Mr. Rollyson is the author of The Life of William Faulkner and The Last Days of…
Joseph McBride and Scott Eyman approach their subjects from the inside and outside, providing, in the process, a stereoptical view of two filmmakers who turned the world cinematic.
Was Hitchcock a sadist? Laurence Leamer does not say, though his director is certainly a man who seemed to enjoy the suffering of certain actresses, treating them as extensions of his own sexual fantasies.
John Ragosta, in a brilliant recuperation of Henry’s reputation and a nod toward the politics of today, shows that like Washington, Henry feared that partisanship threatened the foundations of the republic.

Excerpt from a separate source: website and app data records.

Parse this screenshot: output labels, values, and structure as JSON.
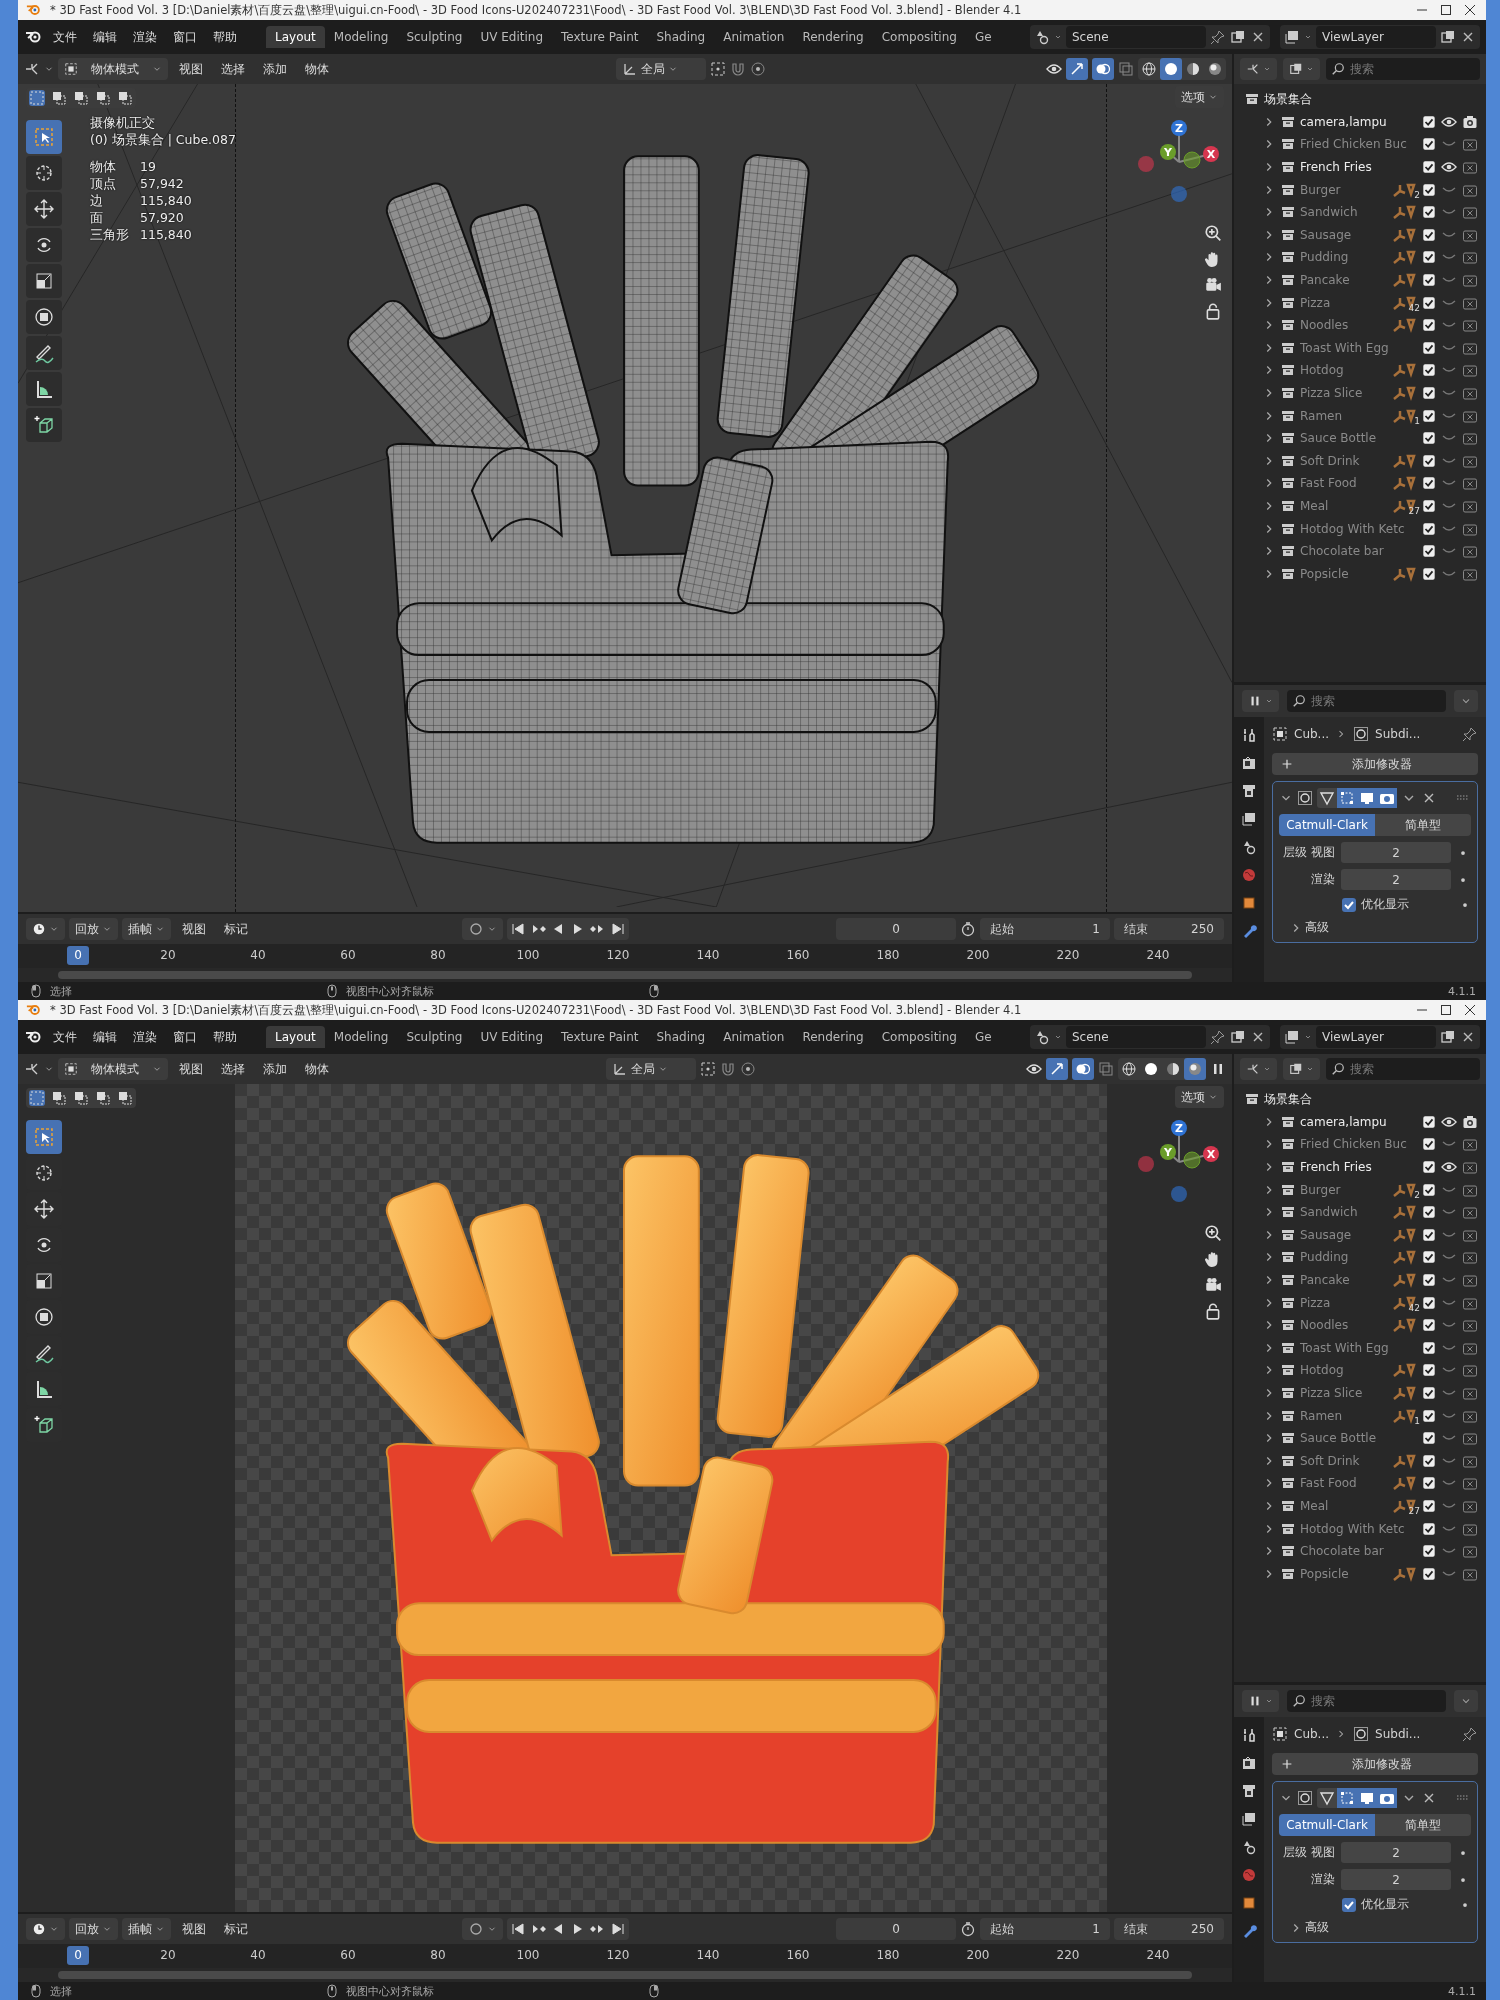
{
  "windows": [
    {
      "title": "* 3D Fast Food Vol. 3 [D:\\Daniel素材\\百度云盘\\整理\\uigui.cn-Food\\ - 3D Food Icons-U202407231\\Food\\ - 3D Fast Food Vol. 3\\BLEND\\3D Fast Food Vol. 3.blend] - Blender 4.1",
      "menus": [
        "文件",
        "编辑",
        "渲染",
        "窗口",
        "帮助"
      ],
      "workspaces": [
        {
          "label": "Layout",
          "selected": true
        },
        {
          "label": "Modeling",
          "selected": false
        },
        {
          "label": "Sculpting",
          "selected": false
        },
        {
          "label": "UV Editing",
          "selected": false
        },
        {
          "label": "Texture Paint",
          "selected": false
        },
        {
          "label": "Shading",
          "selected": false
        },
        {
          "label": "Animation",
          "selected": false
        },
        {
          "label": "Rendering",
          "selected": false
        },
        {
          "label": "Compositing",
          "selected": false
        },
        {
          "label": "Ge",
          "selected": false
        }
      ],
      "scene": "Scene",
      "view_layer": "ViewLayer",
      "header": {
        "mode": "物体模式",
        "menus": [
          "视图",
          "选择",
          "添加",
          "物体"
        ],
        "orientation": "全局",
        "shading": [
          {
            "selected": false
          },
          {
            "selected": true
          },
          {
            "selected": false
          },
          {
            "selected": false
          }
        ],
        "options": "选项"
      },
      "tools": [
        {
          "selected": true
        },
        {
          "selected": false
        },
        {
          "selected": false
        },
        {
          "selected": false
        },
        {
          "selected": false
        },
        {
          "selected": false
        },
        {
          "selected": false
        },
        {
          "selected": false
        },
        {
          "selected": false
        }
      ],
      "viewport": {
        "kind": "wireframe",
        "axes": [
          "Z",
          "Y",
          "X"
        ],
        "overlay": {
          "view": "摄像机正交",
          "context": "(0) 场景集合 | Cube.087",
          "stats": [
            {
              "label": "物体",
              "value": "19"
            },
            {
              "label": "顶点",
              "value": "57,942"
            },
            {
              "label": "边",
              "value": "115,840"
            },
            {
              "label": "面",
              "value": "57,920"
            },
            {
              "label": "三角形",
              "value": "115,840"
            }
          ]
        }
      },
      "timeline": {
        "menus": [
          "回放",
          "插帧",
          "视图",
          "标记"
        ],
        "current_frame": "0",
        "start_label": "起始",
        "start": "1",
        "end_label": "结束",
        "end": "250",
        "ticks": [
          "20",
          "40",
          "60",
          "80",
          "100",
          "120",
          "140",
          "160",
          "180",
          "200",
          "220",
          "240"
        ],
        "playhead": "0",
        "level": 0
      },
      "outliner": {
        "placeholder": "搜索",
        "root": "场景集合",
        "items": [
          {
            "name": "camera,lampu",
            "expanded": false,
            "visible": true,
            "renderable": true,
            "checked": true,
            "data_icons": false
          },
          {
            "name": "Fried Chicken Buc",
            "expanded": false,
            "visible": false,
            "renderable": false,
            "checked": true,
            "data_icons": false
          },
          {
            "name": "French Fries",
            "expanded": false,
            "visible": true,
            "renderable": false,
            "checked": true,
            "data_icons": false
          },
          {
            "name": "Burger",
            "expanded": false,
            "visible": false,
            "renderable": false,
            "checked": true,
            "data_icons": true,
            "badge": "2"
          },
          {
            "name": "Sandwich",
            "expanded": false,
            "visible": false,
            "renderable": false,
            "checked": true,
            "data_icons": true
          },
          {
            "name": "Sausage",
            "expanded": false,
            "visible": false,
            "renderable": false,
            "checked": true,
            "data_icons": true
          },
          {
            "name": "Pudding",
            "expanded": false,
            "visible": false,
            "renderable": false,
            "checked": true,
            "data_icons": true
          },
          {
            "name": "Pancake",
            "expanded": false,
            "visible": false,
            "renderable": false,
            "checked": true,
            "data_icons": true
          },
          {
            "name": "Pizza",
            "expanded": false,
            "visible": false,
            "renderable": false,
            "checked": true,
            "data_icons": true,
            "badge": "42"
          },
          {
            "name": "Noodles",
            "expanded": false,
            "visible": false,
            "renderable": false,
            "checked": true,
            "data_icons": true
          },
          {
            "name": "Toast With Egg",
            "expanded": false,
            "visible": false,
            "renderable": false,
            "checked": true,
            "data_icons": false
          },
          {
            "name": "Hotdog",
            "expanded": false,
            "visible": false,
            "renderable": false,
            "checked": true,
            "data_icons": true
          },
          {
            "name": "Pizza Slice",
            "expanded": false,
            "visible": false,
            "renderable": false,
            "checked": true,
            "data_icons": true
          },
          {
            "name": "Ramen",
            "expanded": false,
            "visible": false,
            "renderable": false,
            "checked": true,
            "data_icons": true,
            "badge": "1"
          },
          {
            "name": "Sauce Bottle",
            "expanded": false,
            "visible": false,
            "renderable": false,
            "checked": true,
            "data_icons": false
          },
          {
            "name": "Soft Drink",
            "expanded": false,
            "visible": false,
            "renderable": false,
            "checked": true,
            "data_icons": true
          },
          {
            "name": "Fast Food",
            "expanded": false,
            "visible": false,
            "renderable": false,
            "checked": true,
            "data_icons": true
          },
          {
            "name": "Meal",
            "expanded": false,
            "visible": false,
            "renderable": false,
            "checked": true,
            "data_icons": true,
            "badge": "27"
          },
          {
            "name": "Hotdog With Ketc",
            "expanded": false,
            "visible": false,
            "renderable": false,
            "checked": true,
            "data_icons": false
          },
          {
            "name": "Chocolate bar",
            "expanded": false,
            "visible": false,
            "renderable": false,
            "checked": true,
            "data_icons": false
          },
          {
            "name": "Popsicle",
            "expanded": false,
            "visible": false,
            "renderable": false,
            "checked": true,
            "data_icons": true
          }
        ]
      },
      "properties": {
        "placeholder": "搜索",
        "breadcrumb": [
          "Cub...",
          "Subdi..."
        ],
        "add_button": "添加修改器",
        "toggles": [
          {
            "on": false
          },
          {
            "on": true
          },
          {
            "on": true
          },
          {
            "on": true
          }
        ],
        "types": [
          {
            "label": "Catmull-Clark",
            "selected": true
          },
          {
            "label": "简单型",
            "selected": false
          }
        ],
        "fields": [
          {
            "label": "层级 视图",
            "value": "2"
          },
          {
            "label": "渲染",
            "value": "2"
          }
        ],
        "optimize": {
          "label": "优化显示",
          "checked": true
        },
        "advanced": "高级"
      },
      "status": [
        "选择",
        "视图中心对齐鼠标"
      ],
      "version": "4.1.1"
    },
    {
      "title": "* 3D Fast Food Vol. 3 [D:\\Daniel素材\\百度云盘\\整理\\uigui.cn-Food\\ - 3D Food Icons-U202407231\\Food\\ - 3D Fast Food Vol. 3\\BLEND\\3D Fast Food Vol. 3.blend] - Blender 4.1",
      "menus": [
        "文件",
        "编辑",
        "渲染",
        "窗口",
        "帮助"
      ],
      "workspaces": [
        {
          "label": "Layout",
          "selected": true
        },
        {
          "label": "Modeling",
          "selected": false
        },
        {
          "label": "Sculpting",
          "selected": false
        },
        {
          "label": "UV Editing",
          "selected": false
        },
        {
          "label": "Texture Paint",
          "selected": false
        },
        {
          "label": "Shading",
          "selected": false
        },
        {
          "label": "Animation",
          "selected": false
        },
        {
          "label": "Rendering",
          "selected": false
        },
        {
          "label": "Compositing",
          "selected": false
        },
        {
          "label": "Ge",
          "selected": false
        }
      ],
      "scene": "Scene",
      "view_layer": "ViewLayer",
      "header": {
        "mode": "物体模式",
        "menus": [
          "视图",
          "选择",
          "添加",
          "物体"
        ],
        "orientation": "全局",
        "shading": [
          {
            "selected": false
          },
          {
            "selected": false
          },
          {
            "selected": false
          },
          {
            "selected": true
          }
        ],
        "options": "选项"
      },
      "tools": [
        {
          "selected": true
        },
        {
          "selected": false
        },
        {
          "selected": false
        },
        {
          "selected": false
        },
        {
          "selected": false
        },
        {
          "selected": false
        },
        {
          "selected": false
        },
        {
          "selected": false
        },
        {
          "selected": false
        }
      ],
      "viewport": {
        "kind": "rendered",
        "axes": [
          "Z",
          "Y",
          "X"
        ]
      },
      "timeline": {
        "menus": [
          "回放",
          "插帧",
          "视图",
          "标记"
        ],
        "current_frame": "0",
        "start_label": "起始",
        "start": "1",
        "end_label": "结束",
        "end": "250",
        "ticks": [
          "20",
          "40",
          "60",
          "80",
          "100",
          "120",
          "140",
          "160",
          "180",
          "200",
          "220",
          "240"
        ],
        "playhead": "0",
        "level": 0
      },
      "outliner": {
        "placeholder": "搜索",
        "root": "场景集合",
        "items": [
          {
            "name": "camera,lampu",
            "expanded": false,
            "visible": true,
            "renderable": true,
            "checked": true,
            "data_icons": false
          },
          {
            "name": "Fried Chicken Buc",
            "expanded": false,
            "visible": false,
            "renderable": false,
            "checked": true,
            "data_icons": false
          },
          {
            "name": "French Fries",
            "expanded": false,
            "visible": true,
            "renderable": false,
            "checked": true,
            "data_icons": false
          },
          {
            "name": "Burger",
            "expanded": false,
            "visible": false,
            "renderable": false,
            "checked": true,
            "data_icons": true,
            "badge": "2"
          },
          {
            "name": "Sandwich",
            "expanded": false,
            "visible": false,
            "renderable": false,
            "checked": true,
            "data_icons": true
          },
          {
            "name": "Sausage",
            "expanded": false,
            "visible": false,
            "renderable": false,
            "checked": true,
            "data_icons": true
          },
          {
            "name": "Pudding",
            "expanded": false,
            "visible": false,
            "renderable": false,
            "checked": true,
            "data_icons": true
          },
          {
            "name": "Pancake",
            "expanded": false,
            "visible": false,
            "renderable": false,
            "checked": true,
            "data_icons": true
          },
          {
            "name": "Pizza",
            "expanded": false,
            "visible": false,
            "renderable": false,
            "checked": true,
            "data_icons": true,
            "badge": "42"
          },
          {
            "name": "Noodles",
            "expanded": false,
            "visible": false,
            "renderable": false,
            "checked": true,
            "data_icons": true
          },
          {
            "name": "Toast With Egg",
            "expanded": false,
            "visible": false,
            "renderable": false,
            "checked": true,
            "data_icons": false
          },
          {
            "name": "Hotdog",
            "expanded": false,
            "visible": false,
            "renderable": false,
            "checked": true,
            "data_icons": true
          },
          {
            "name": "Pizza Slice",
            "expanded": false,
            "visible": false,
            "renderable": false,
            "checked": true,
            "data_icons": true
          },
          {
            "name": "Ramen",
            "expanded": false,
            "visible": false,
            "renderable": false,
            "checked": true,
            "data_icons": true,
            "badge": "1"
          },
          {
            "name": "Sauce Bottle",
            "expanded": false,
            "visible": false,
            "renderable": false,
            "checked": true,
            "data_icons": false
          },
          {
            "name": "Soft Drink",
            "expanded": false,
            "visible": false,
            "renderable": false,
            "checked": true,
            "data_icons": true
          },
          {
            "name": "Fast Food",
            "expanded": false,
            "visible": false,
            "renderable": false,
            "checked": true,
            "data_icons": true
          },
          {
            "name": "Meal",
            "expanded": false,
            "visible": false,
            "renderable": false,
            "checked": true,
            "data_icons": true,
            "badge": "27"
          },
          {
            "name": "Hotdog With Ketc",
            "expanded": false,
            "visible": false,
            "renderable": false,
            "checked": true,
            "data_icons": false
          },
          {
            "name": "Chocolate bar",
            "expanded": false,
            "visible": false,
            "renderable": false,
            "checked": true,
            "data_icons": false
          },
          {
            "name": "Popsicle",
            "expanded": false,
            "visible": false,
            "renderable": false,
            "checked": true,
            "data_icons": true
          }
        ]
      },
      "properties": {
        "placeholder": "搜索",
        "breadcrumb": [
          "Cub...",
          "Subdi..."
        ],
        "add_button": "添加修改器",
        "toggles": [
          {
            "on": false
          },
          {
            "on": true
          },
          {
            "on": true
          },
          {
            "on": true
          }
        ],
        "types": [
          {
            "label": "Catmull-Clark",
            "selected": true
          },
          {
            "label": "简单型",
            "selected": false
          }
        ],
        "fields": [
          {
            "label": "层级 视图",
            "value": "2"
          },
          {
            "label": "渲染",
            "value": "2"
          }
        ],
        "optimize": {
          "label": "优化显示",
          "checked": true
        },
        "advanced": "高级"
      },
      "status": [
        "选择",
        "视图中心对齐鼠标"
      ],
      "version": "4.1.1"
    }
  ]
}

Whatever their differences, they knew democracy was a fragile form of government, and each of them believed that the people and their parties were susceptible to their leaders’ subversion of democratic principles.

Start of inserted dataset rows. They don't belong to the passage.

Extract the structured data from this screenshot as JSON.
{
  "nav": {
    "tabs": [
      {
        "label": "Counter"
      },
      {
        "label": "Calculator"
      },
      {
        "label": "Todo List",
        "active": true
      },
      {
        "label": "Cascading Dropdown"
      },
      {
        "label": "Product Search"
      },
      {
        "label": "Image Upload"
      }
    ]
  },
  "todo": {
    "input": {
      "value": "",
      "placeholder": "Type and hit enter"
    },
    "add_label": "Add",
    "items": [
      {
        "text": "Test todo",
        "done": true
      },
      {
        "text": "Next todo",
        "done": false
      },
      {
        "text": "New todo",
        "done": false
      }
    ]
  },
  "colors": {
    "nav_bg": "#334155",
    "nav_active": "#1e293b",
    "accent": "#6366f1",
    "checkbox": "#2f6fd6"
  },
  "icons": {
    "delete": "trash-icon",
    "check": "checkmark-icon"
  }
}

Andersson’s method of cross-examining his sources is helpful in assessing, say, biographies of Hollywood and other famous figures that are replete with precisely the kind of bogus testimony that he demolishes.

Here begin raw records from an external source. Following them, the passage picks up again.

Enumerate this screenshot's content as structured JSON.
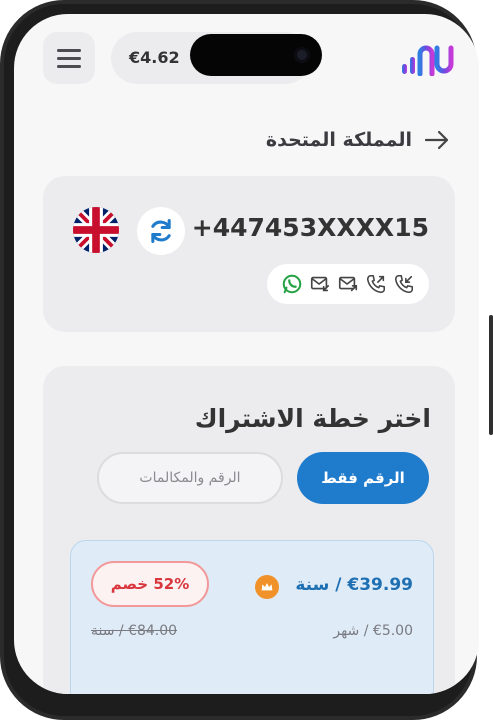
{
  "header": {
    "balance": "€4.62",
    "menu_icon": "hamburger-menu-icon",
    "logo_icon": "app-logo"
  },
  "country": {
    "title": "المملكة المتحدة",
    "back_icon": "arrow-right-icon"
  },
  "number_card": {
    "phone_number": "+447453XXXX15",
    "flag_icon": "uk-flag-icon",
    "refresh_icon": "refresh-icon",
    "capabilities": [
      "incoming-call-icon",
      "outgoing-call-icon",
      "sms-send-icon",
      "sms-receive-icon",
      "whatsapp-icon"
    ]
  },
  "plans": {
    "title": "اختر خطة الاشتراك",
    "tab_number_only": "الرقم فقط",
    "tab_number_calls": "الرقم والمكالمات",
    "offer": {
      "price": "€39.99 / سنة",
      "discount": "52% خصم",
      "monthly": "€5.00 / شهر",
      "old_price": "€84.00 / سنة",
      "crown_icon": "crown-icon"
    }
  },
  "colors": {
    "accent": "#1f7bcb",
    "discount": "#d9363e",
    "crown": "#f0912a"
  }
}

The psychology of biography and the tensions between biographers and subjects are given full play in this lucid and insightful book.